All in all, pay attention to the material of which the seats are made. Try to avoid metal-alloy seats and go for the ones made of corrosion-resistant graphite. These can secure the reel tightly as well as endure the continuous exposure of water and debris.
7. Line Weight
Catfish grow to ridiculously heavyweights. Hence, choose a rod that takes 12 to 20-pound lines. In case you’re targeting bigger blues, consider increasing the rod’s line rating to be more than 20 pounds.
8. Line Guides
The guides are the eyelets through which the line flaws to be kept in place. The rule of thumb is the more guides, the better the performance. Nonetheless, you don’t want to end up with bent guides, or ones with many grooves that eventually cut your line.
Pay attention to the material used. Ceramic guides work just fine, but they won’t last for long. The best you can opt for is stainless steel guides. These protect the line from heating up and have a higher level of sensitivity because they transmit the line’s vibrations to the handle, where you can feel what’s waiting for you at the end of the line.
Frequently Asked Questions:
Can You Surf Fish with a Catfish Rod?

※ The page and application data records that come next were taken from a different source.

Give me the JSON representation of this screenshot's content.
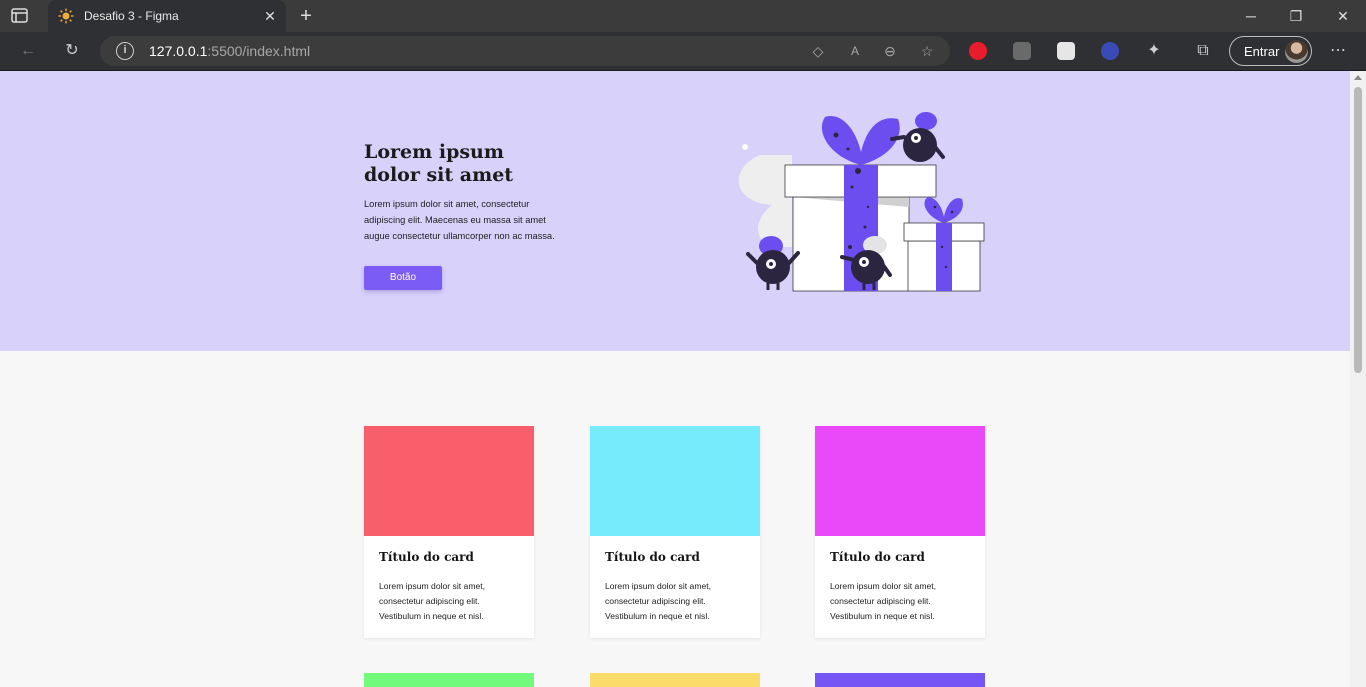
{
  "browser": {
    "tab_title": "Desafio 3 - Figma",
    "url_host": "127.0.0.1",
    "url_rest": ":5500/index.html",
    "signin_label": "Entrar"
  },
  "hero": {
    "title": "Lorem ipsum dolor sit amet",
    "text": "Lorem ipsum dolor sit amet, consectetur adipiscing elit. Maecenas eu massa sit amet augue consectetur ullamcorper non ac massa.",
    "button_label": "Botão"
  },
  "cards": [
    {
      "title": "Título do card",
      "text": "Lorem ipsum dolor sit amet, consectetur adipiscing elit. Vestibulum in neque et nisl.",
      "color": "#f85f6a"
    },
    {
      "title": "Título do card",
      "text": "Lorem ipsum dolor sit amet, consectetur adipiscing elit. Vestibulum in neque et nisl.",
      "color": "#76ebfb"
    },
    {
      "title": "Título do card",
      "text": "Lorem ipsum dolor sit amet, consectetur adipiscing elit. Vestibulum in neque et nisl.",
      "color": "#e949f8"
    }
  ],
  "next_row_colors": [
    "#72fa7a",
    "#fbdc6b",
    "#7655f5"
  ],
  "colors": {
    "hero_bg": "#d8d1fa",
    "accent": "#7b5cf5",
    "page_bg": "#f7f7f7"
  }
}
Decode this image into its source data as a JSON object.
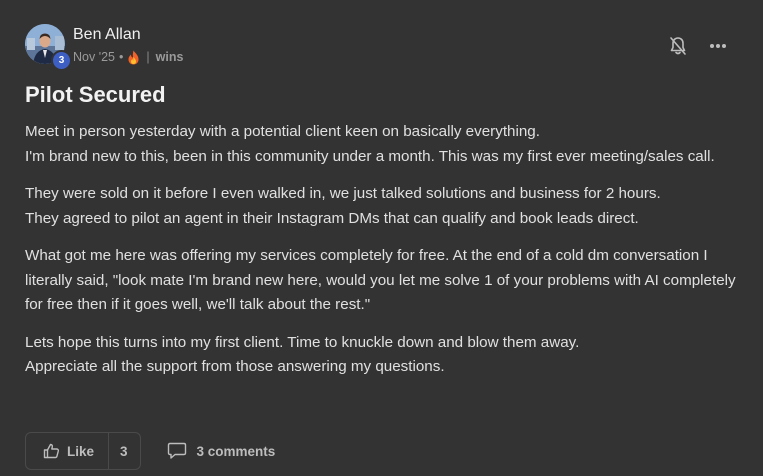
{
  "post": {
    "author": {
      "name": "Ben Allan",
      "level": "3"
    },
    "date": "Nov '25",
    "dot": "•",
    "pipe": "|",
    "category": "wins",
    "title": "Pilot Secured",
    "paragraphs": [
      [
        "Meet in person yesterday with a potential client keen on basically everything.",
        "I'm brand new to this, been in this community under a month. This was my first ever meeting/sales call."
      ],
      [
        "They were sold on it before I even walked in, we just talked solutions and business for 2 hours.",
        "They agreed to pilot an agent in their Instagram DMs that can qualify and book leads direct."
      ],
      [
        "What got me here was offering my services completely for free. At the end of a cold dm conversation I literally said, \"look mate I'm brand new here, would you let me solve 1 of your problems with AI completely for free then if it goes well, we'll talk about the rest.\""
      ],
      [
        "Lets hope this turns into my first client. Time to knuckle down and blow them away.",
        "Appreciate all the support from those answering my questions."
      ]
    ],
    "footer": {
      "like_label": "Like",
      "like_count": "3",
      "comments_label": "3 comments"
    }
  },
  "icons": {
    "fire": "fire-icon",
    "bell": "bell-off-icon",
    "more": "more-horizontal-icon",
    "like": "thumbs-up-icon",
    "comment": "comment-icon"
  },
  "colors": {
    "background": "#333333",
    "badge": "#3d5fc4",
    "text": "#e0e0e0",
    "muted": "#9a9a9a"
  }
}
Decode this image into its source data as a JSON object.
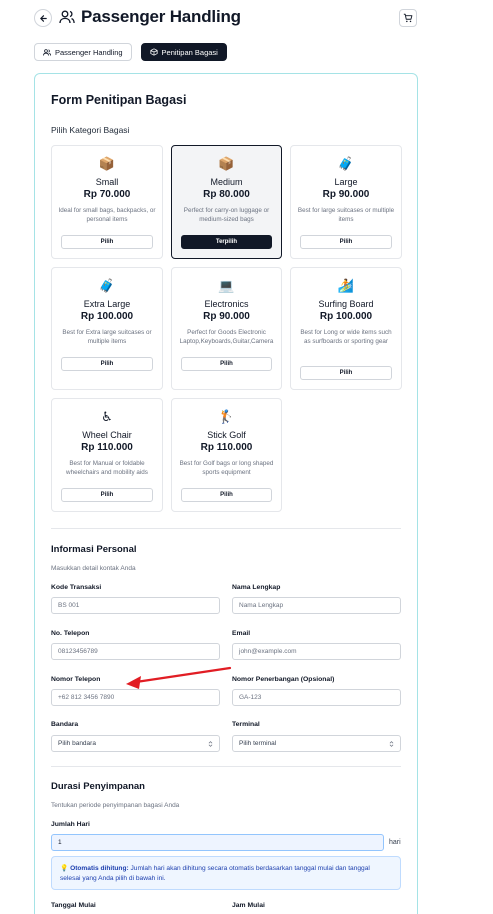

The general answer would be yes! However, a catfish rod may be a bit shorter for a surfcasting one, yet it can send your line to considerably good distances. Also, you’ll have to take extra care to protect it from the abuse of saltwater and the additional humidity, as not all catfish rods are made of corrosion-resistant materials.
How Long Should a Catfish Rod Be?
The ideal length of a catfish rod is 7-9 feet. Anglers pick the length with which they’re most comfortable. Some would go for shorter ones if they’re not after something really big. Others would appreciate the additional control and casting distance that comes with 10-12 feet rods.
These are our final recommendations for the rods that’ll give you a bunch of stories to tell at dinners about the vigorous fights you had against giant catfish.
Our nominee for the best catfish rod is Ugly Stik GX2. This 7-feet bad boy has got a robust blank, eight stainless steel guides, and a tight grip that won’t fail you. Also, its medium-heavy action is more than sufficient for catfishing and works well for pros and novices.
Following GX2, we recommend the Catclaw casting rod. It’s a workhorse of a rod and can stand strong against heavy flatheads and blues.
Finally, LurEra deserves an additional mention for its incredible line and lure rating. This pole is terribly light and reliable as a swiss watch. And the good news is, it’s crazy cheap.
At the end of the day, the choice is up to the angler himself. Good luck on your next trip!